» PROMPT: When the string "Área" is part of a line below, that line should be copied.

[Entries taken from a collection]

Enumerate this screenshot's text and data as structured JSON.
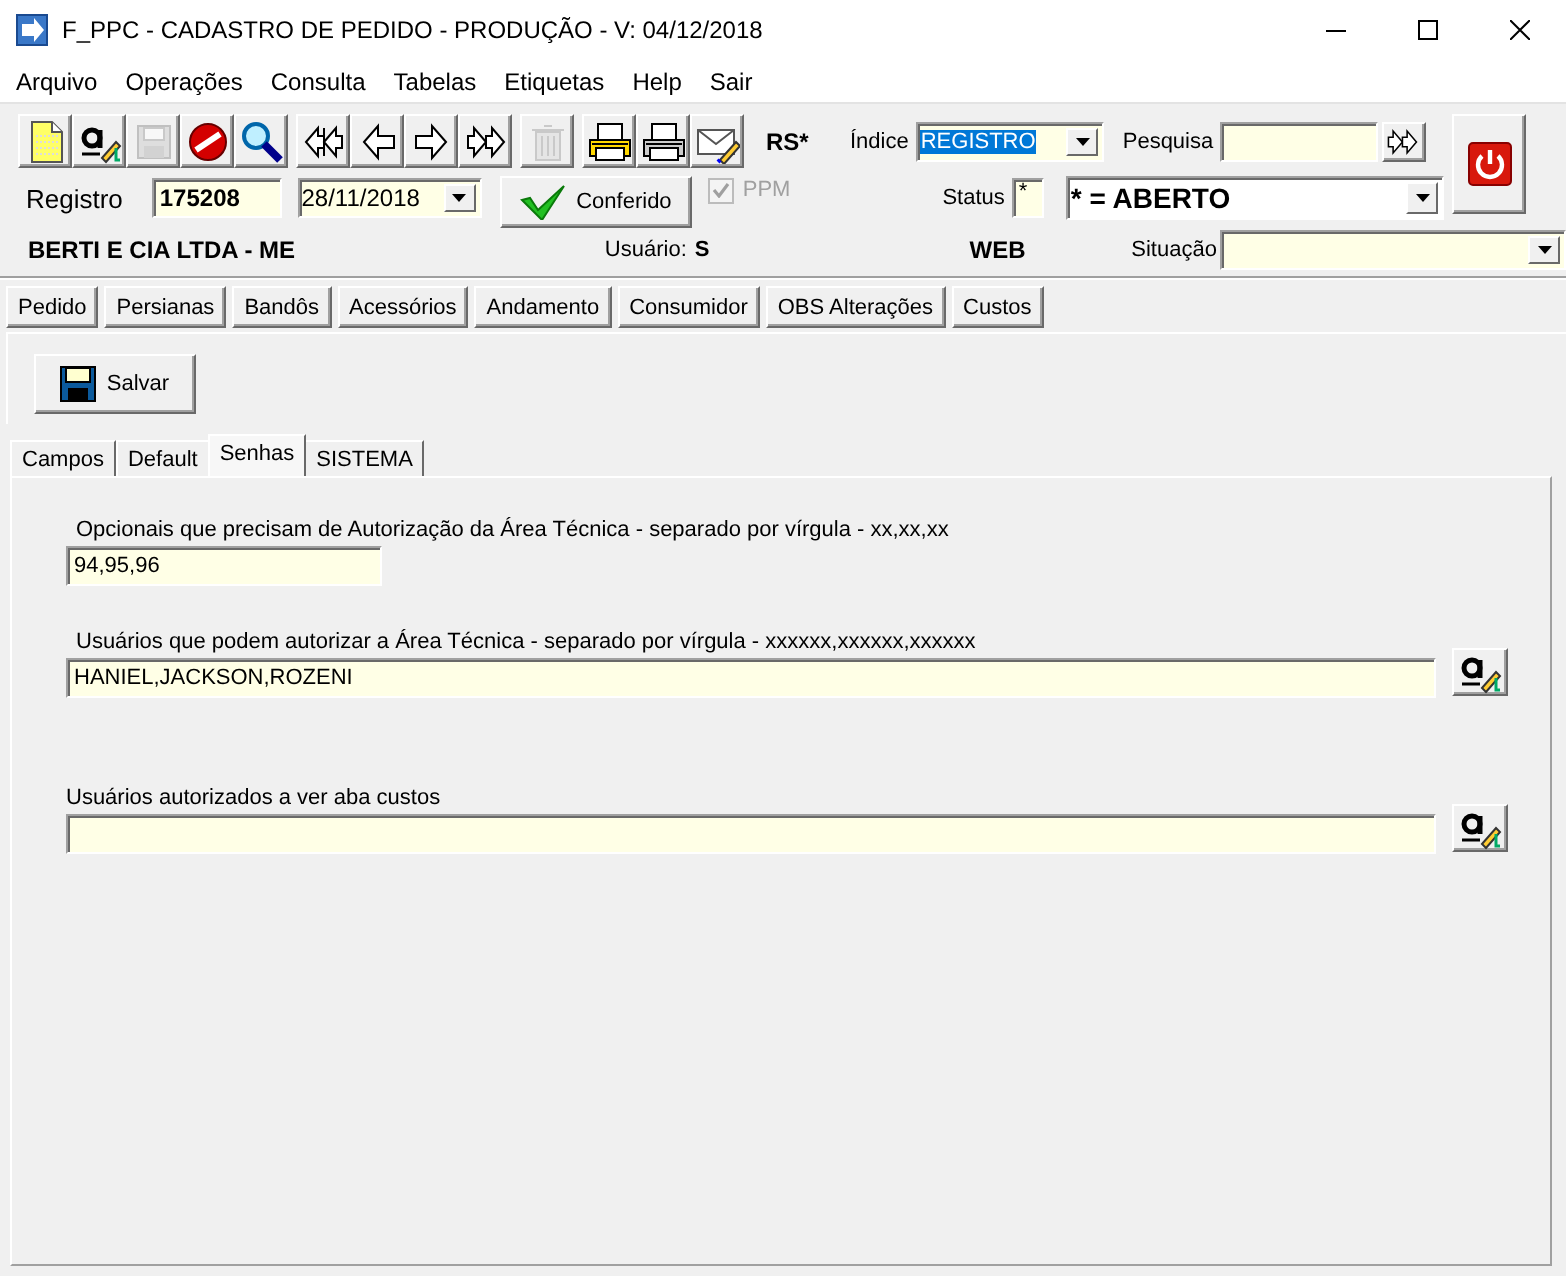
{
  "window": {
    "title": "F_PPC - CADASTRO DE PEDIDO - PRODUÇÃO - V: 04/12/2018"
  },
  "menu": [
    "Arquivo",
    "Operações",
    "Consulta",
    "Tabelas",
    "Etiquetas",
    "Help",
    "Sair"
  ],
  "toolbar": [
    {
      "kind": "new",
      "disabled": false
    },
    {
      "kind": "spell",
      "disabled": false
    },
    {
      "kind": "save",
      "disabled": true
    },
    {
      "kind": "cancel",
      "disabled": false
    },
    {
      "kind": "search",
      "disabled": false
    },
    {
      "kind": "first",
      "disabled": false
    },
    {
      "kind": "prev",
      "disabled": false
    },
    {
      "kind": "next",
      "disabled": false
    },
    {
      "kind": "last",
      "disabled": false
    },
    {
      "kind": "delete",
      "disabled": true
    },
    {
      "kind": "print",
      "disabled": false
    },
    {
      "kind": "printer",
      "disabled": false
    },
    {
      "kind": "email",
      "disabled": false
    }
  ],
  "header": {
    "rs": "RS*",
    "indice": {
      "label": "Índice",
      "value": "REGISTRO",
      "value_selected": true
    },
    "pesquisa": {
      "label": "Pesquisa"
    },
    "registro": {
      "label": "Registro",
      "value": "175208"
    },
    "date": "28/11/2018",
    "conferido_button": "Conferido",
    "ppm": {
      "label": "PPM",
      "checked": true,
      "disabled": true
    },
    "status": {
      "label": "Status",
      "code": "*",
      "value": "* = ABERTO"
    },
    "company": "BERTI E CIA LTDA - ME",
    "usuario": {
      "label": "Usuário:",
      "value": "S"
    },
    "web": "WEB",
    "situacao": {
      "label": "Situação"
    }
  },
  "tabs": [
    "Pedido",
    "Persianas",
    "Bandôs",
    "Acessórios",
    "Andamento",
    "Consumidor",
    "OBS Alterações",
    "Custos"
  ],
  "save_button": "Salvar",
  "subtabs": [
    {
      "label": "Campos",
      "selected": false
    },
    {
      "label": "Default",
      "selected": false
    },
    {
      "label": "Senhas",
      "selected": true
    },
    {
      "label": "SISTEMA",
      "selected": false
    }
  ],
  "fields": [
    {
      "kind": "short",
      "label": "Opcionais que precisam de Autorização da Área Técnica - separado por vírgula - xx,xx,xx",
      "value": "94,95,96"
    },
    {
      "kind": "picker",
      "label": "Usuários que podem autorizar a Área Técnica - separado por vírgula - xxxxxx,xxxxxx,xxxxxx",
      "value": "HANIEL,JACKSON,ROZENI"
    },
    {
      "kind": "picker",
      "label": "Usuários autorizados a ver aba custos"
    }
  ]
}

» YOUR SOLUTION:
      "label": "Opcionais que precisam de Autorização da Área Técnica - separado por vírgula - xx,xx,xx",
      "label": "Usuários que podem autorizar a Área Técnica - separado por vírgula - xxxxxx,xxxxxx,xxxxxx",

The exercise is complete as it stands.